* **WORK ITEM**
Where a line holds the word "ремня", copy it from the records.

* **TASK INPUTS**
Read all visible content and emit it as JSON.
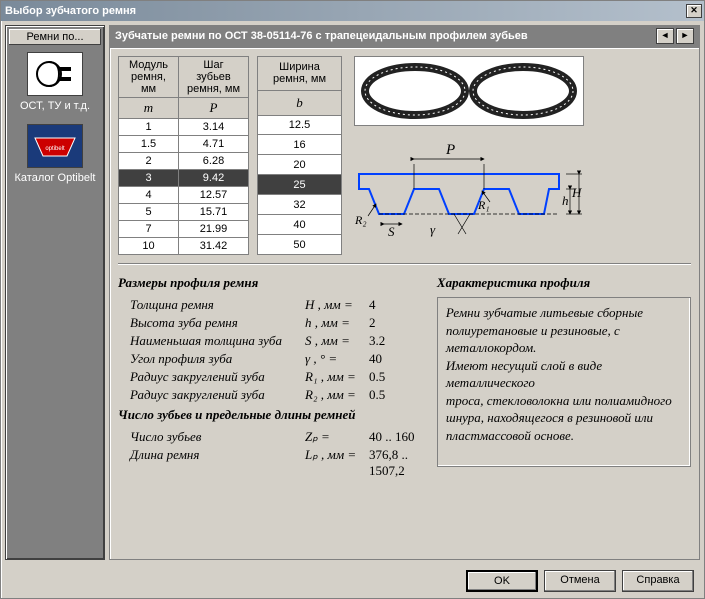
{
  "window": {
    "title": "Выбор зубчатого ремня"
  },
  "sidebar": {
    "header": "Ремни по...",
    "items": [
      {
        "label": "ОСТ, ТУ и т.д."
      },
      {
        "label": "Каталог Optibelt"
      }
    ]
  },
  "header": {
    "title": "Зубчатые ремни по ОСТ 38-05114-76 с трапецеидальным профилем зубьев"
  },
  "table_mp": {
    "col1": "Модуль ремня, мм",
    "col2": "Шаг зубьев ремня, мм",
    "sym1": "m",
    "sym2": "P",
    "rows": [
      {
        "m": "1",
        "p": "3.14"
      },
      {
        "m": "1.5",
        "p": "4.71"
      },
      {
        "m": "2",
        "p": "6.28"
      },
      {
        "m": "3",
        "p": "9.42",
        "sel": true
      },
      {
        "m": "4",
        "p": "12.57"
      },
      {
        "m": "5",
        "p": "15.71"
      },
      {
        "m": "7",
        "p": "21.99"
      },
      {
        "m": "10",
        "p": "31.42"
      }
    ]
  },
  "table_b": {
    "col1": "Ширина ремня, мм",
    "sym1": "b",
    "rows": [
      {
        "b": "12.5"
      },
      {
        "b": "16"
      },
      {
        "b": "20"
      },
      {
        "b": "25",
        "sel": true
      },
      {
        "b": "32"
      },
      {
        "b": "40"
      },
      {
        "b": "50"
      }
    ]
  },
  "diagram_labels": {
    "P": "P",
    "S": "S",
    "R1": "R₁",
    "R2": "R₂",
    "gamma": "γ",
    "h": "h",
    "H": "H"
  },
  "params": {
    "title": "Размеры профиля ремня",
    "rows": [
      {
        "lbl": "Толщина ремня",
        "sym": "H , мм  =",
        "val": "4"
      },
      {
        "lbl": "Высота зуба ремня",
        "sym": "h , мм  =",
        "val": "2"
      },
      {
        "lbl": "Наименьшая толщина зуба",
        "sym": "S , мм  =",
        "val": "3.2"
      },
      {
        "lbl": "Угол профиля зуба",
        "sym": "γ , °    =",
        "val": "40"
      },
      {
        "lbl": "Радиус закруглений зуба",
        "sym": "R₁ , мм =",
        "val": "0.5"
      },
      {
        "lbl": "Радиус закруглений зуба",
        "sym": "R₂ , мм =",
        "val": "0.5"
      }
    ],
    "title2": "Число зубьев и предельные длины ремней",
    "rows2": [
      {
        "lbl": "Число зубьев",
        "sym": "Zₚ       =",
        "val": "40 .. 160"
      },
      {
        "lbl": "Длина ремня",
        "sym": "Lₚ , мм =",
        "val": "376,8 .. 1507,2"
      }
    ]
  },
  "characteristics": {
    "title": "Характеристика профиля",
    "text": "Ремни зубчатые литьевые сборные полиуретановые и резиновые, с металлокордом.\nИмеют несущий слой в виде металлического\nтроса, стекловолокна или полиамидного\nшнура, находящегося в резиновой или пластмассовой основе."
  },
  "buttons": {
    "ok": "OK",
    "cancel": "Отмена",
    "help": "Справка"
  }
}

* **EXERCISE OUTPUT**
    "title": "Выбор зубчатого ремня"
    "col1": "Модуль ремня, мм",
    "col2": "Шаг зубьев ремня, мм",
    "col1": "Ширина ремня, мм",
    "title": "Размеры профиля ремня",
        "lbl": "Толщина ремня",
        "lbl": "Высота зуба ремня",
        "lbl": "Длина ремня",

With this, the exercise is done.